January 28, 2014 — The Gagnon Cardiovascular Institute at Morristown Medical Center adopted a minimally invasive medical device to treat patients with severe aortic stenosis who are too ill or frail to have their aortic valves replaced trough traditional open-heart surgery.
The U.S. Food and Drug Administration (FDA) approved the CoreValve System after a clinical study. The Extreme Risk Study of the CoreValve U.S. Pivotal Trial involved 45 U.S. sites, including Morristown, N.J., and demonstrated low rates of common complications such as stroke and valve leakage.
A 79-year-old male with symptomatic severe aortic stenosis who was too ill to undergo traditional aortic valve replacement became third in the nation to receive a commercial CoreValve procedure at Morristown.

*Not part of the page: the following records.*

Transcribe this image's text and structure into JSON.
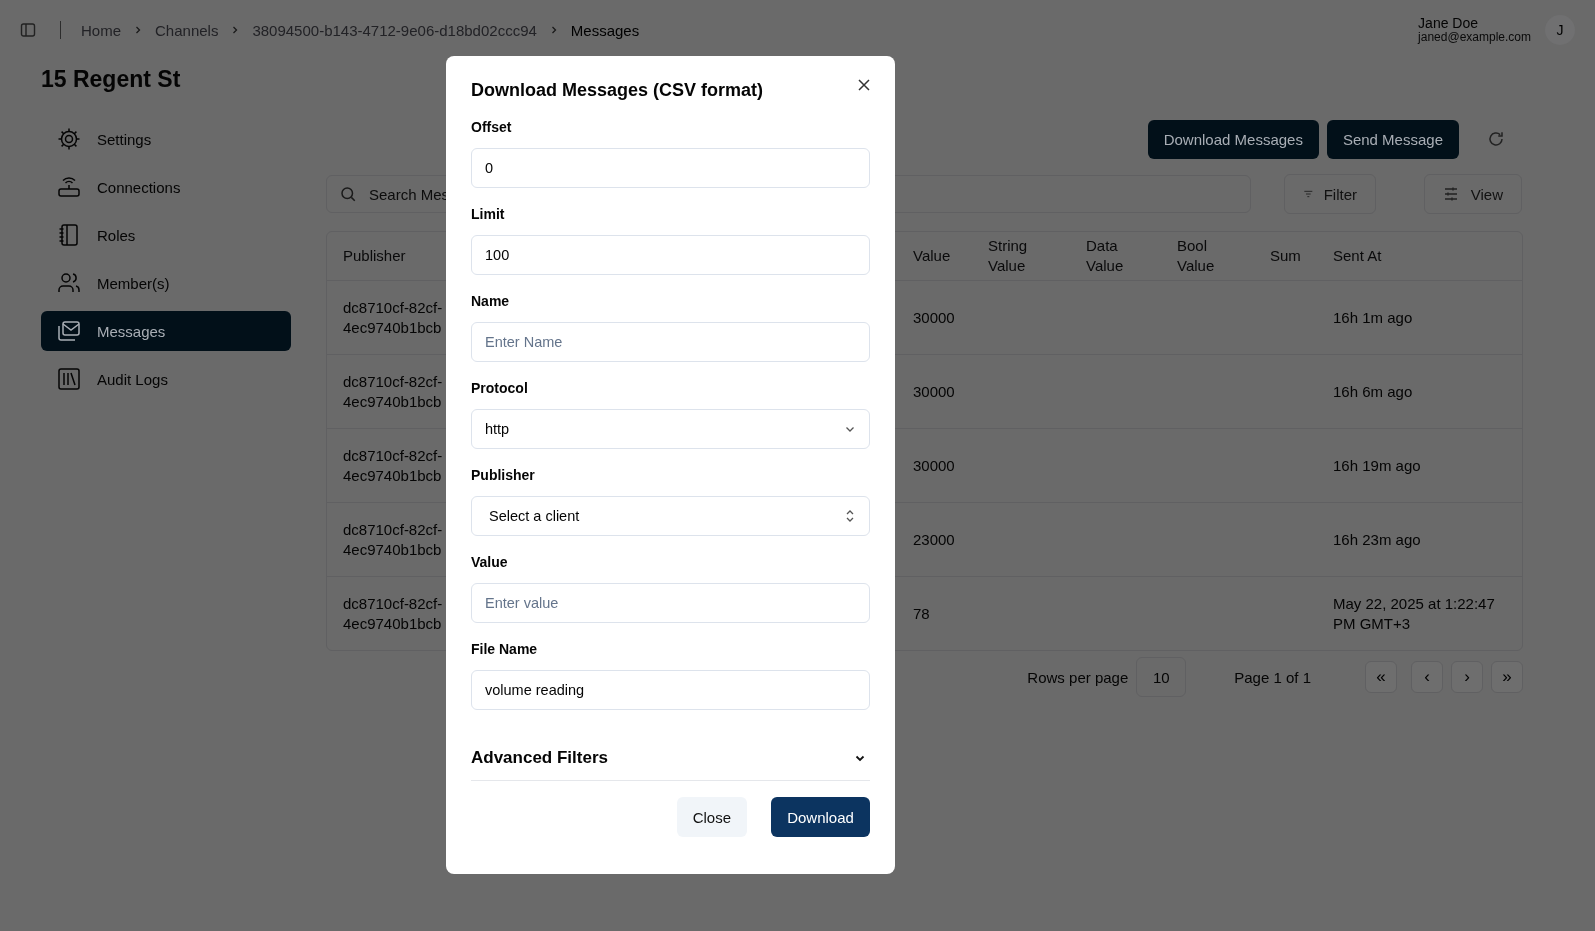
{
  "breadcrumbs": [
    {
      "label": "Home",
      "current": false
    },
    {
      "label": "Channels",
      "current": false
    },
    {
      "label": "38094500-b143-4712-9e06-d18bd02ccc94",
      "current": false
    },
    {
      "label": "Messages",
      "current": true
    }
  ],
  "user": {
    "name": "Jane Doe",
    "email": "janed@example.com",
    "initial": "J"
  },
  "page_title": "15 Regent St",
  "sidebar": {
    "items": [
      {
        "label": "Settings",
        "selected": false
      },
      {
        "label": "Connections",
        "selected": false
      },
      {
        "label": "Roles",
        "selected": false
      },
      {
        "label": "Member(s)",
        "selected": false
      },
      {
        "label": "Messages",
        "selected": true
      },
      {
        "label": "Audit Logs",
        "selected": false
      }
    ]
  },
  "actions": [
    "Download Messages",
    "Send Message"
  ],
  "search": {
    "placeholder": "Search Mes"
  },
  "filter_button": "Filter",
  "view_button": "View",
  "table": {
    "columns": [
      "Publisher",
      "Value",
      "String Value",
      "Data Value",
      "Bool Value",
      "Sum",
      "Sent At"
    ],
    "rows": [
      {
        "publisher": "dc8710cf-82cf-4ec9740b1bcb",
        "value": "30000",
        "sent_at": "16h 1m ago"
      },
      {
        "publisher": "dc8710cf-82cf-4ec9740b1bcb",
        "value": "30000",
        "sent_at": "16h 6m ago"
      },
      {
        "publisher": "dc8710cf-82cf-4ec9740b1bcb",
        "value": "30000",
        "sent_at": "16h 19m ago"
      },
      {
        "publisher": "dc8710cf-82cf-4ec9740b1bcb",
        "value": "23000",
        "sent_at": "16h 23m ago"
      },
      {
        "publisher": "dc8710cf-82cf-4ec9740b1bcb",
        "value": "78",
        "sent_at": "May 22, 2025 at 1:22:47 PM GMT+3"
      }
    ]
  },
  "pagination": {
    "rows_per_page_label": "Rows per page",
    "rows_per_page": "10",
    "page_label": "Page 1 of 1",
    "buttons": [
      "«",
      "‹",
      "›",
      "»"
    ]
  },
  "dialog": {
    "title": "Download Messages (CSV format)",
    "fields": [
      {
        "label": "Offset",
        "kind": "input",
        "value": "0"
      },
      {
        "label": "Limit",
        "kind": "input",
        "value": "100"
      },
      {
        "label": "Name",
        "kind": "input",
        "placeholder": "Enter Name"
      },
      {
        "label": "Protocol",
        "kind": "select",
        "value": "http"
      },
      {
        "label": "Publisher",
        "kind": "combobox",
        "value": "Select a client"
      },
      {
        "label": "Value",
        "kind": "input",
        "placeholder": "Enter value"
      },
      {
        "label": "File Name",
        "kind": "input",
        "value": "volume reading"
      }
    ],
    "advanced": {
      "label": "Advanced Filters",
      "expanded": false
    },
    "buttons": [
      {
        "label": "Close",
        "kind": "secondary"
      },
      {
        "label": "Download",
        "kind": "primary"
      }
    ]
  }
}
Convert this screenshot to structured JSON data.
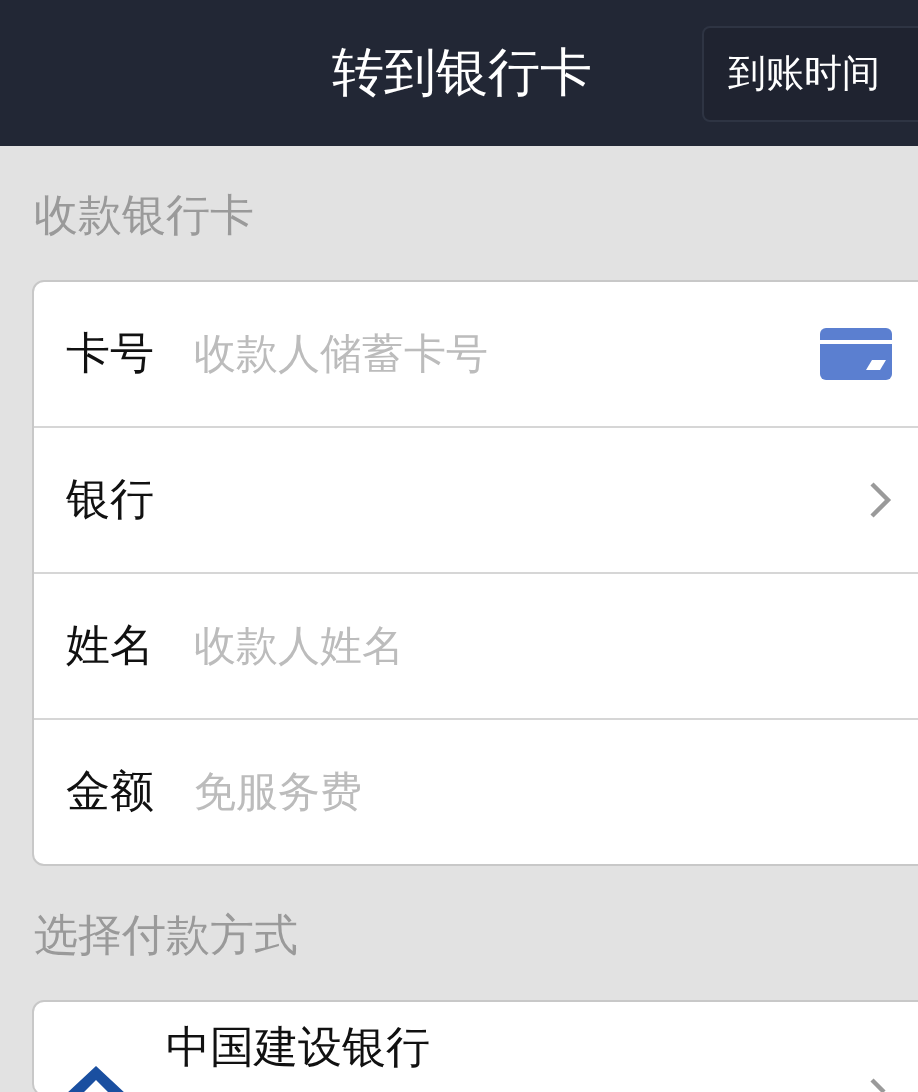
{
  "header": {
    "title": "转到银行卡",
    "action": "到账时间"
  },
  "sections": [
    {
      "label": "收款银行卡",
      "rows": [
        {
          "kind": "card-input",
          "label": "卡号",
          "placeholder": "收款人储蓄卡号"
        },
        {
          "kind": "select",
          "label": "银行"
        },
        {
          "kind": "input",
          "label": "姓名",
          "placeholder": "收款人姓名"
        },
        {
          "kind": "input",
          "label": "金额",
          "placeholder": "免服务费"
        }
      ]
    },
    {
      "label": "选择付款方式",
      "rows": [
        {
          "kind": "bank",
          "label": "中国建设银行"
        }
      ]
    }
  ]
}
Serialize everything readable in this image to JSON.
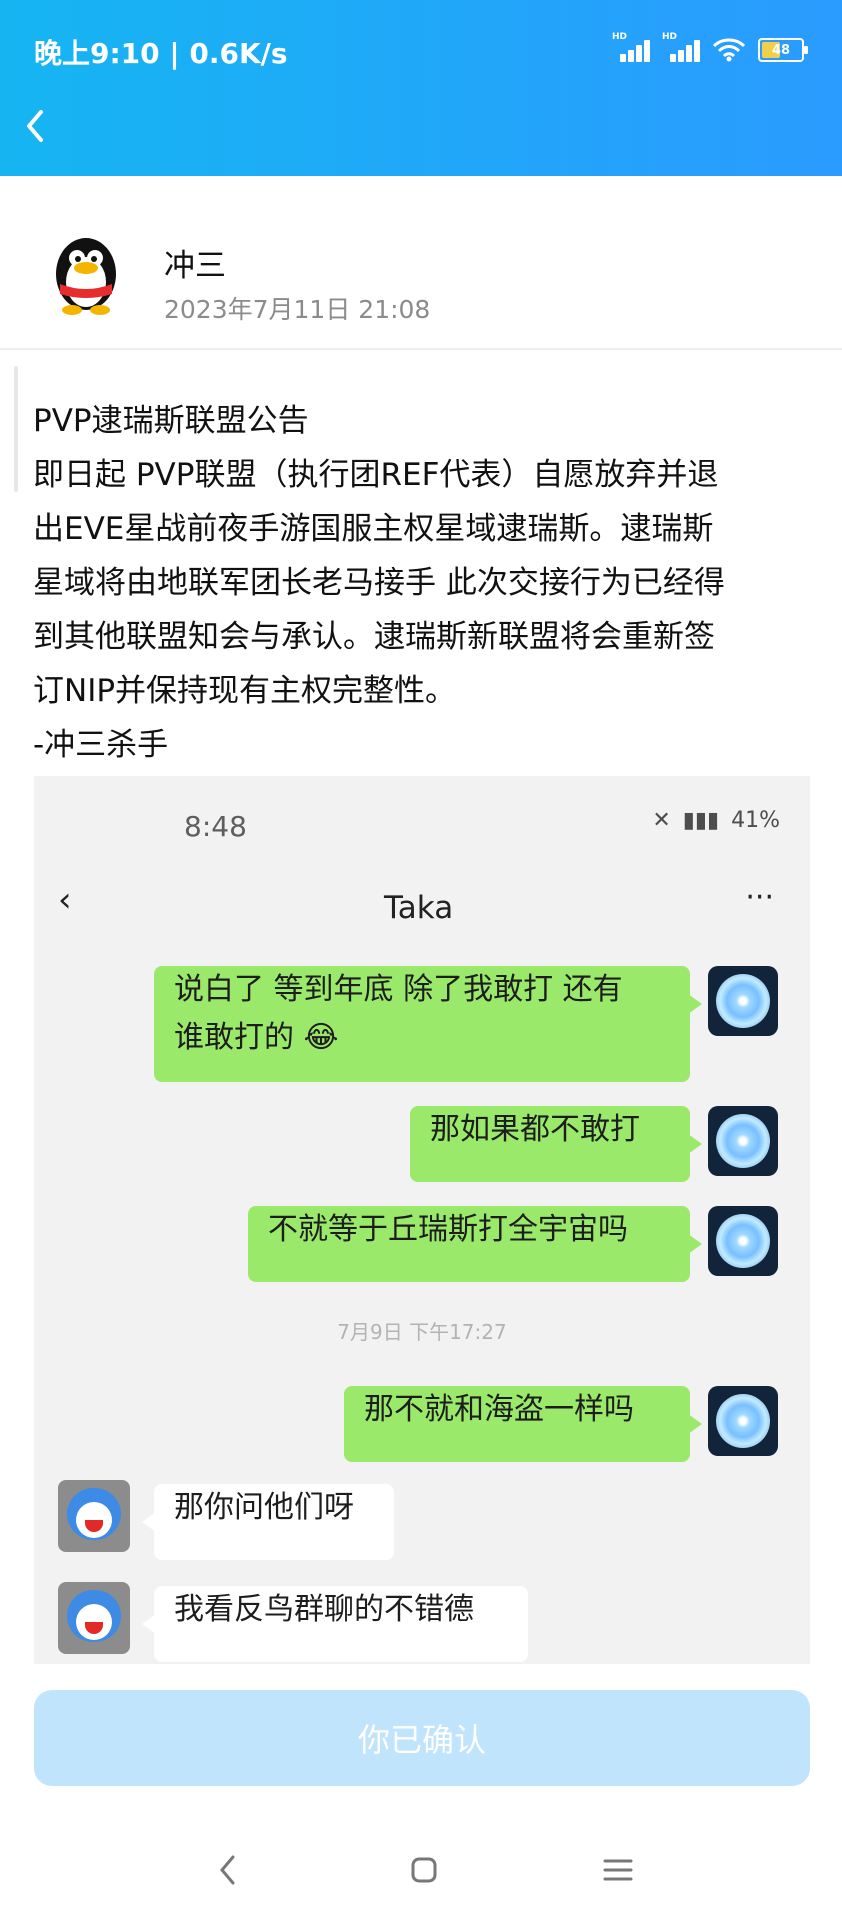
{
  "status_bar": {
    "time": "晚上9:10 | 0.6K/s",
    "battery": "48"
  },
  "post": {
    "author": "冲三",
    "timestamp": "2023年7月11日 21:08",
    "lines": [
      "PVP逮瑞斯联盟公告",
      "即日起 PVP联盟（执行团REF代表）自愿放弃并退",
      "出EVE星战前夜手游国服主权星域逮瑞斯。逮瑞斯",
      "星域将由地联军团长老马接手 此次交接行为已经得",
      "到其他联盟知会与承认。逮瑞斯新联盟将会重新签",
      "订NIP并保持现有主权完整性。",
      "-冲三杀手"
    ]
  },
  "embedded_chat": {
    "status_time": "8:48",
    "status_battery": "41%",
    "title": "Taka",
    "messages": [
      "说白了 等到年底 除了我敢打 还有",
      "谁敢打的 😂",
      "那如果都不敢打",
      "不就等于丘瑞斯打全宇宙吗",
      "7月9日 下午17:27",
      "那不就和海盗一样吗",
      "那你问他们呀",
      "我看反鸟群聊的不错德"
    ]
  },
  "confirm_button": "你已确认",
  "colors": {
    "header_blue": "#1da8f7",
    "confirm_bg": "#bfe4fb",
    "chat_green": "#9be96b"
  }
}
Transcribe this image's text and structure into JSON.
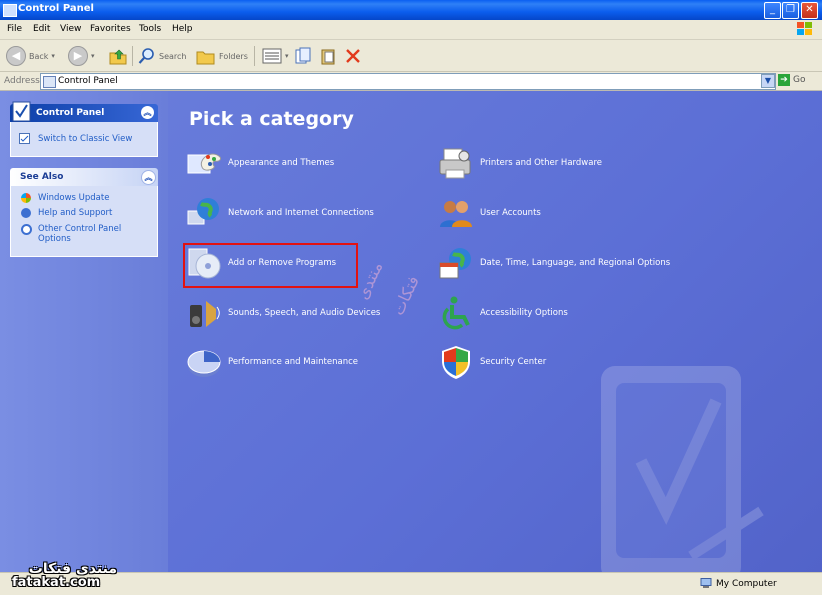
{
  "window": {
    "title": "Control Panel"
  },
  "menu": [
    "File",
    "Edit",
    "View",
    "Favorites",
    "Tools",
    "Help"
  ],
  "toolbar": {
    "back": "Back",
    "search": "Search",
    "folders": "Folders"
  },
  "address": {
    "label": "Address",
    "value": "Control Panel",
    "go": "Go"
  },
  "left_panel": {
    "control_panel": {
      "title": "Control Panel",
      "link": "Switch to Classic View"
    },
    "see_also": {
      "title": "See Also",
      "links": [
        "Windows Update",
        "Help and Support",
        "Other Control Panel",
        "Options"
      ]
    }
  },
  "main": {
    "heading": "Pick a category",
    "categories_left": [
      "Appearance and Themes",
      "Network and Internet Connections",
      "Add or Remove Programs",
      "Sounds, Speech, and Audio Devices",
      "Performance and Maintenance"
    ],
    "categories_right": [
      "Printers and Other Hardware",
      "User Accounts",
      "Date, Time, Language, and Regional Options",
      "Accessibility Options",
      "Security Center"
    ],
    "highlight_color": "#e21212"
  },
  "watermark": {
    "line1": "منتدى",
    "line2": "فتكات"
  },
  "status": {
    "text": "My Computer"
  },
  "site_mark": {
    "arabic": "منتدى فتكات",
    "latin": "fatakat.com"
  },
  "colors": {
    "content_bg": "#5c6fd6",
    "title_bar": "#0a5ff1"
  }
}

Most commonly, the CoreValve System is inserted into a patient via an artery in the leg and the physician guides it through the arteries into the heart at the site of the original aortic valve. Once in place, it takes over the original valve's function to ensure blood flows out of the heart efficiently and circulates throughout the body.
The design of the new device was developed to address needs of the transcatheter aortic valve replacement (TAVR) patient population, serving a broad spectrum of severe aortic stenosis patients. The CoreValve System is suitable for patients with native valves of nearly all sizes, and is delivered via a small delivery system, making it possible to treat patients with vascular systems that are small or difficult to navigate. Additionally, the CoreValve System enables physicians to deliver the device to the diseased valve in a controlled manner, allowing for accurate placement.
For more information: www.corevalve.com